In response, on October 11, 2019, Kowal requested and obtained a QME panel in orthopedic surgery for the 2012 cumulative trauma claim. On October 16, 2019, the employer sent Kowal a letter objecting to the CT panel, and also striking Dr. Robert Kolesnik from the panel as a precaution.

On October 29, 2019, Kowal sent a fax to defendant with his strike of Dr. Hananni from the panel. About one year later, Kowal sent a letter on October 8, 2020 to the employer advising that an appointment had been scheduled for December 8, 2020 with the same doctor he struck from the panel, Dr. Hananni, to conduct the QME evaluation.

The employer then sent him a letter objecting to the evaluation with Dr. Hananni since he had previously struck this physician from the panel.

The matter proceeded to trial on the issue: “Can applicant set a panel exam with a doctor they untimely struck when, after defendants timely struck, the remaining doctor was not able to see applicant within the statutory time period?” The WCJ concluded that Kowal could not.  Reconsideration was granted, and the WCAB panel allowed him to proceed with the QME evaluation in the case of Kowal v County of Los Angeles, ADJ12372302 (May 2022).

The QME panel in the CT case issued on October 11, 2019. The employer made a timely strike from the panel on October 16, 2019. However, Kowal sent a letter striking Dr. Hannani from the panel on October 29, 2019. Even accounting for additional time for mailing, applicant’s strike from the panel was untimely and invalid. Thus, both remaining doctors on the panel remained viable choices as the QME.

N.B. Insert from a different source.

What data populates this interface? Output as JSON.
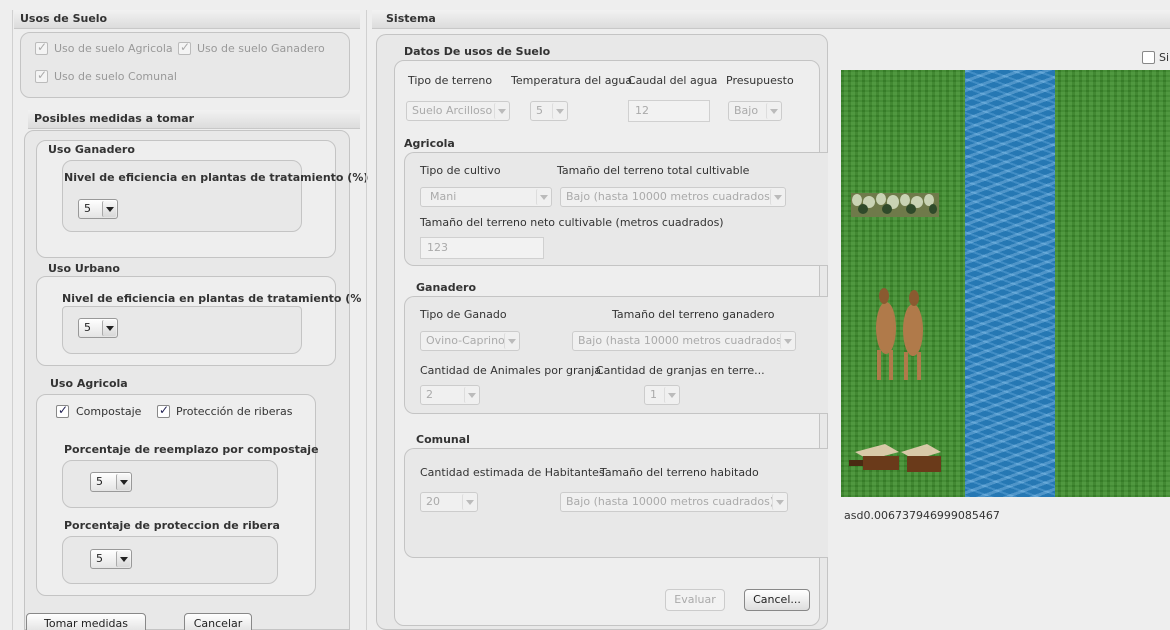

Rule 31.3 provides the procedures for parties to schedule an appointment with the QME. A represented worker has the right to schedule the appointment for the first 10 days. After that, either party may schedule an appointment with the QME.

In an en banc decision, the Appeals Board noted in a footnote that if the employee fails to schedule an appointment with the QME within ten business days, “the clock stops running and either party has an indefinite time to schedule the appointment.” (Cervantes v. El Aguila Food Products, Inc. (2009) 74 Cal.Comp.Cases 1336, 1348, fn. 11.

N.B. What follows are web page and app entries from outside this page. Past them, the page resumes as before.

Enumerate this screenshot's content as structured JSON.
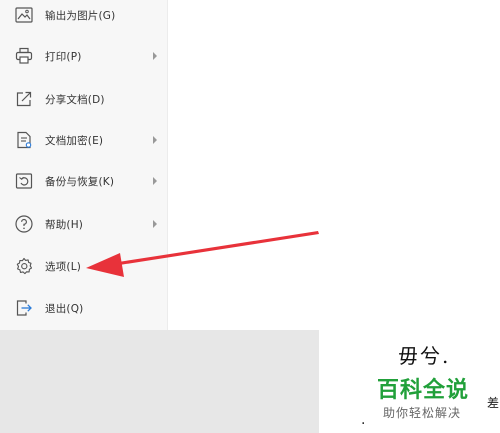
{
  "menu": {
    "items": [
      {
        "label": "输出为图片(G)",
        "icon": "image-export-icon",
        "submenu": false
      },
      {
        "label": "打印(P)",
        "icon": "printer-icon",
        "submenu": true
      },
      {
        "label": "分享文档(D)",
        "icon": "share-icon",
        "submenu": false
      },
      {
        "label": "文档加密(E)",
        "icon": "document-lock-icon",
        "submenu": true
      },
      {
        "label": "备份与恢复(K)",
        "icon": "backup-restore-icon",
        "submenu": true
      },
      {
        "label": "帮助(H)",
        "icon": "help-icon",
        "submenu": true
      },
      {
        "label": "选项(L)",
        "icon": "gear-icon",
        "submenu": false
      },
      {
        "label": "退出(Q)",
        "icon": "exit-icon",
        "submenu": false
      }
    ]
  },
  "document": {
    "visible_text": "毋兮.",
    "edge_char": "差",
    "dot": "."
  },
  "watermark": {
    "title": "百科全说",
    "subtitle": "助你轻松解决",
    "color": "#21a03a"
  },
  "annotation": {
    "arrow_color": "#e8323a",
    "points_to": "选项(L)"
  }
}
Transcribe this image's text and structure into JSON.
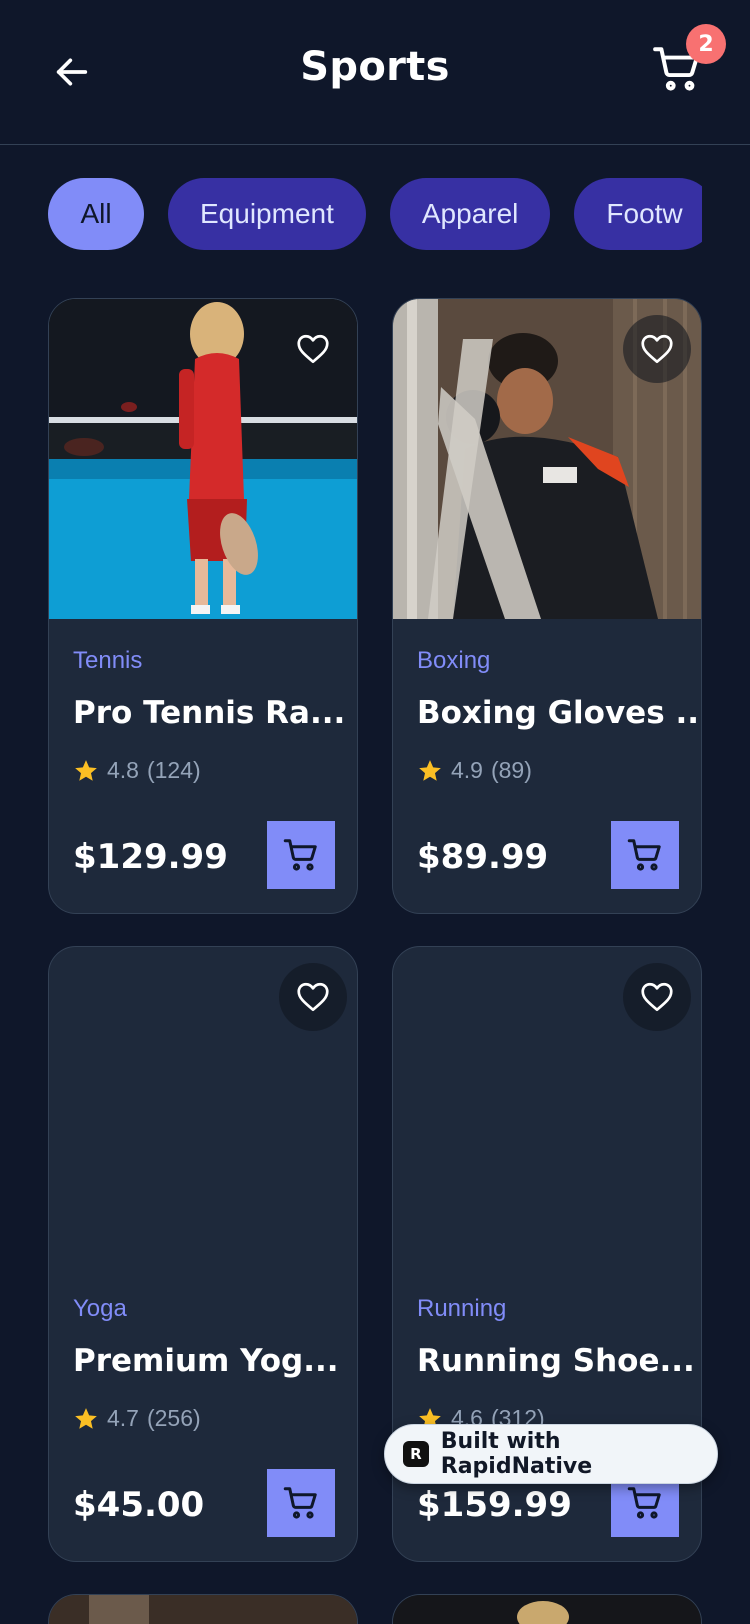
{
  "header": {
    "title": "Sports",
    "back_icon": "arrow-left-icon",
    "cart_icon": "cart-icon",
    "cart_count": "2"
  },
  "categories": {
    "items": [
      "All",
      "Equipment",
      "Apparel",
      "Footw"
    ],
    "active": "All"
  },
  "products": [
    {
      "category": "Tennis",
      "name": "Pro Tennis Ra...",
      "rating": "4.8",
      "reviews": "(124)",
      "price": "$129.99",
      "image": "photo-child-tennis"
    },
    {
      "category": "Boxing",
      "name": "Boxing Gloves ...",
      "rating": "4.9",
      "reviews": "(89)",
      "price": "$89.99",
      "image": "photo-boxer"
    },
    {
      "category": "Yoga",
      "name": "Premium Yog...",
      "rating": "4.7",
      "reviews": "(256)",
      "price": "$45.00",
      "image": ""
    },
    {
      "category": "Running",
      "name": "Running Shoe...",
      "rating": "4.6",
      "reviews": "(312)",
      "price": "$159.99",
      "image": ""
    }
  ],
  "badge": {
    "text": "Built with RapidNative",
    "logo": "R"
  },
  "colors": {
    "background": "#0f172a",
    "card": "#1e293b",
    "accent": "#818cf8",
    "chip": "#3730a3",
    "star": "#fbbf24",
    "badge": "#f87171"
  }
}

Therefore, after that initial 10-day period, the employee may still schedule the appointment, or the appointment may be scheduled by the claims administrator or the claims administrator’s attorney pursuant to AD Rule 31.3(d).

The WCAB noted that “this is a unique set of facts since applicant scheduled an appointment with the physician he attempted to strike from the panel. His strike was untimely per the discussion above. Both parties had the right to schedule an appointment with the two remaining physicians on the panel and applicant chose to exercise that right by accepting an appointment with Dr. Hannani within 90 days of his appointment request.”

Therefore, the WCAB panel rescinded the F&O and issued a new decision finding that Kowal was permitted to schedule an examination with the doctor that he untimely struck. The parties were ordered to proceed with using the existing panel.